(Data records for software interfaces)
□ □ □ □
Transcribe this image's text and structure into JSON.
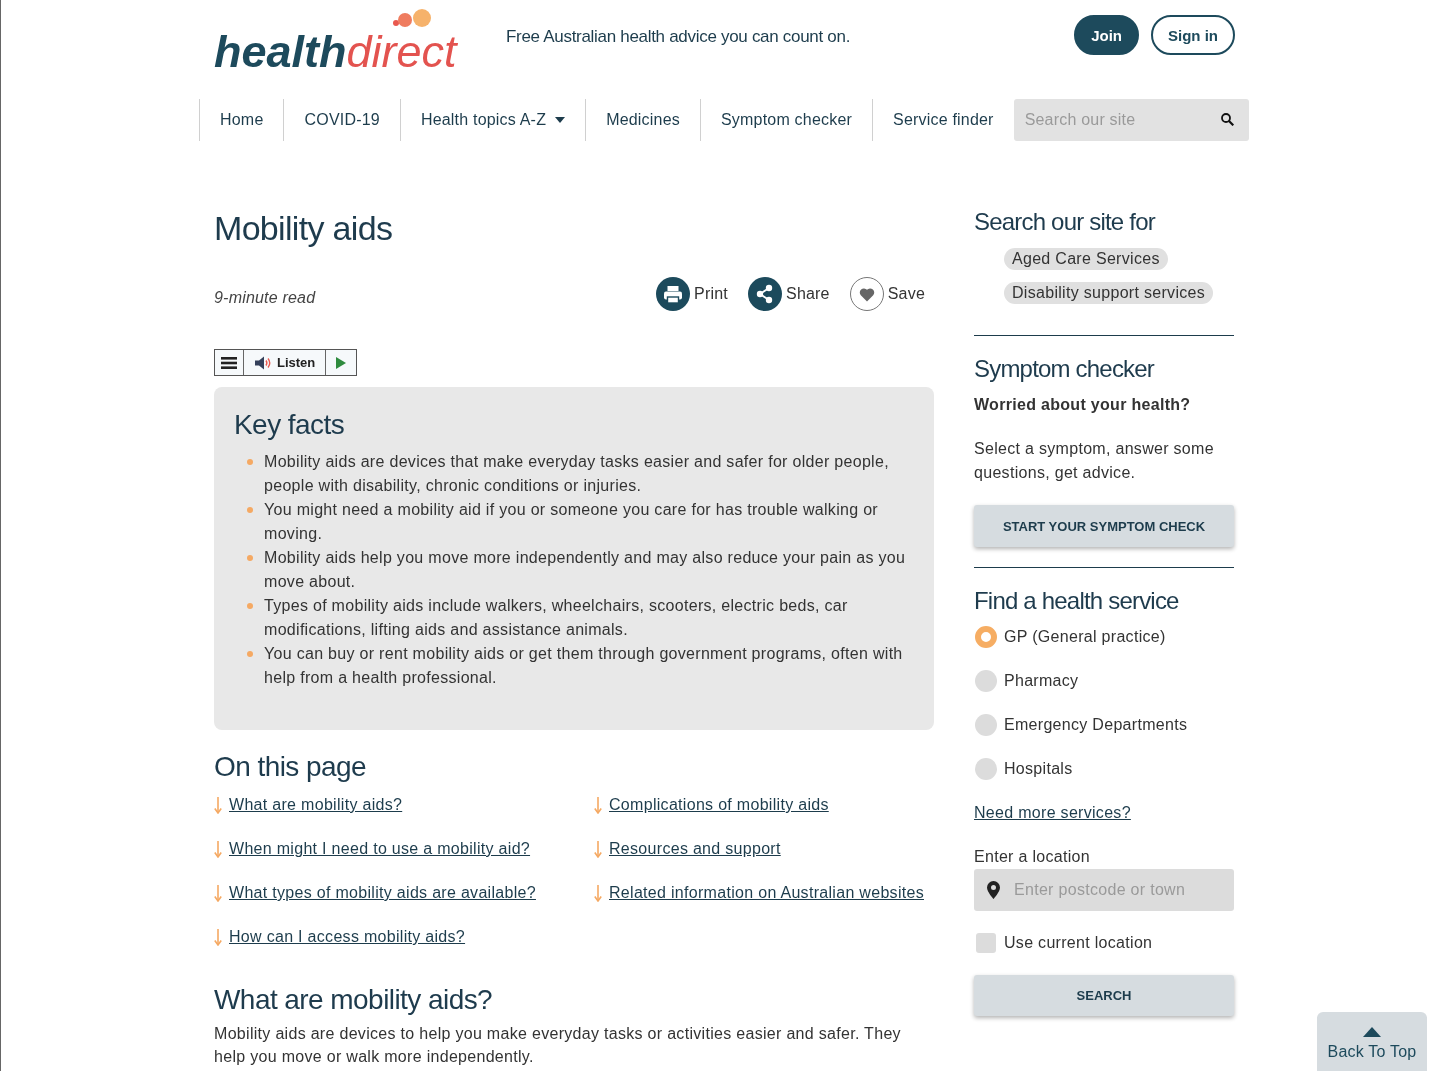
{
  "header": {
    "logo": {
      "part_1": "health",
      "part_2": "direct"
    },
    "tagline": "Free Australian health advice you can count on.",
    "buttons": [
      {
        "label": "Join",
        "kind": "filled"
      },
      {
        "label": "Sign in",
        "kind": "outlined"
      }
    ]
  },
  "nav": {
    "items": [
      {
        "label": "Home",
        "has_menu": false
      },
      {
        "label": "COVID-19",
        "has_menu": false
      },
      {
        "label": "Health topics A-Z",
        "has_menu": true
      },
      {
        "label": "Medicines",
        "has_menu": false
      },
      {
        "label": "Symptom checker",
        "has_menu": false
      },
      {
        "label": "Service finder",
        "has_menu": false
      }
    ],
    "search": {
      "placeholder": "Search our site"
    }
  },
  "article": {
    "title": "Mobility aids",
    "read_time": "9-minute read",
    "actions": [
      {
        "label": "Print",
        "kind": "print"
      },
      {
        "label": "Share",
        "kind": "share"
      },
      {
        "label": "Save",
        "kind": "save"
      }
    ],
    "listen_bar": {
      "label": "Listen"
    },
    "key_facts": {
      "title": "Key facts",
      "items": [
        "Mobility aids are devices that make everyday tasks easier and safer for older people, people with disability, chronic conditions or injuries.",
        "You might need a mobility aid if you or someone you care for has trouble walking or moving.",
        "Mobility aids help you move more independently and may also reduce your pain as you move about.",
        "Types of mobility aids include walkers, wheelchairs, scooters, electric beds, car modifications, lifting aids and assistance animals.",
        "You can buy or rent mobility aids or get them through government programs, often with help from a health professional."
      ]
    },
    "on_this_page": {
      "title": "On this page",
      "links": [
        "What are mobility aids?",
        "When might I need to use a mobility aid?",
        "What types of mobility aids are available?",
        "How can I access mobility aids?",
        "Complications of mobility aids",
        "Resources and support",
        "Related information on Australian websites"
      ]
    },
    "section": {
      "title": "What are mobility aids?",
      "text": "Mobility aids are devices to help you make everyday tasks or activities easier and safer. They help you move or walk more independently."
    }
  },
  "sidebar": {
    "search_for": {
      "title": "Search our site for",
      "tags": [
        "Aged Care Services",
        "Disability support services"
      ]
    },
    "symptom_checker": {
      "title": "Symptom checker",
      "subtitle": "Worried about your health?",
      "text": "Select a symptom, answer some questions, get advice.",
      "button": "START YOUR SYMPTOM CHECK"
    },
    "find_service": {
      "title": "Find a health service",
      "options": [
        {
          "label": "GP (General practice)",
          "selected": true
        },
        {
          "label": "Pharmacy",
          "selected": false
        },
        {
          "label": "Emergency Departments",
          "selected": false
        },
        {
          "label": "Hospitals",
          "selected": false
        }
      ],
      "more_link": "Need more services?",
      "location_label": "Enter a location",
      "location": {
        "placeholder": "Enter postcode or town"
      },
      "use_current_location": {
        "label": "Use current location",
        "checked": false
      },
      "button": "SEARCH"
    }
  },
  "back_to_top": {
    "label": "Back To Top"
  }
}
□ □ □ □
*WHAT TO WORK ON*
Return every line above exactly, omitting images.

*RESULT OF THE TASK*
Transcribe this image's text and structure into JSON.
{
  "header": {
    "logo": {
      "part_1": "health",
      "part_2": "direct"
    },
    "tagline": "Free Australian health advice you can count on.",
    "buttons": [
      {
        "label": "Join",
        "kind": "filled"
      },
      {
        "label": "Sign in",
        "kind": "outlined"
      }
    ]
  },
  "nav": {
    "items": [
      {
        "label": "Home",
        "has_menu": false
      },
      {
        "label": "COVID-19",
        "has_menu": false
      },
      {
        "label": "Health topics A-Z",
        "has_menu": true
      },
      {
        "label": "Medicines",
        "has_menu": false
      },
      {
        "label": "Symptom checker",
        "has_menu": false
      },
      {
        "label": "Service finder",
        "has_menu": false
      }
    ],
    "search": {
      "placeholder": "Search our site"
    }
  },
  "article": {
    "title": "Mobility aids",
    "read_time": "9-minute read",
    "actions": [
      {
        "label": "Print",
        "kind": "print"
      },
      {
        "label": "Share",
        "kind": "share"
      },
      {
        "label": "Save",
        "kind": "save"
      }
    ],
    "listen_bar": {
      "label": "Listen"
    },
    "key_facts": {
      "title": "Key facts",
      "items": [
        "Mobility aids are devices that make everyday tasks easier and safer for older people, people with disability, chronic conditions or injuries.",
        "You might need a mobility aid if you or someone you care for has trouble walking or moving.",
        "Mobility aids help you move more independently and may also reduce your pain as you move about.",
        "Types of mobility aids include walkers, wheelchairs, scooters, electric beds, car modifications, lifting aids and assistance animals.",
        "You can buy or rent mobility aids or get them through government programs, often with help from a health professional."
      ]
    },
    "on_this_page": {
      "title": "On this page",
      "links": [
        "What are mobility aids?",
        "When might I need to use a mobility aid?",
        "What types of mobility aids are available?",
        "How can I access mobility aids?",
        "Complications of mobility aids",
        "Resources and support",
        "Related information on Australian websites"
      ]
    },
    "section": {
      "title": "What are mobility aids?",
      "text": "Mobility aids are devices to help you make everyday tasks or activities easier and safer. They help you move or walk more independently."
    }
  },
  "sidebar": {
    "search_for": {
      "title": "Search our site for",
      "tags": [
        "Aged Care Services",
        "Disability support services"
      ]
    },
    "symptom_checker": {
      "title": "Symptom checker",
      "subtitle": "Worried about your health?",
      "text": "Select a symptom, answer some questions, get advice.",
      "button": "START YOUR SYMPTOM CHECK"
    },
    "find_service": {
      "title": "Find a health service",
      "options": [
        {
          "label": "GP (General practice)",
          "selected": true
        },
        {
          "label": "Pharmacy",
          "selected": false
        },
        {
          "label": "Emergency Departments",
          "selected": false
        },
        {
          "label": "Hospitals",
          "selected": false
        }
      ],
      "more_link": "Need more services?",
      "location_label": "Enter a location",
      "location": {
        "placeholder": "Enter postcode or town"
      },
      "use_current_location": {
        "label": "Use current location",
        "checked": false
      },
      "button": "SEARCH"
    }
  },
  "back_to_top": {
    "label": "Back To Top"
  }
}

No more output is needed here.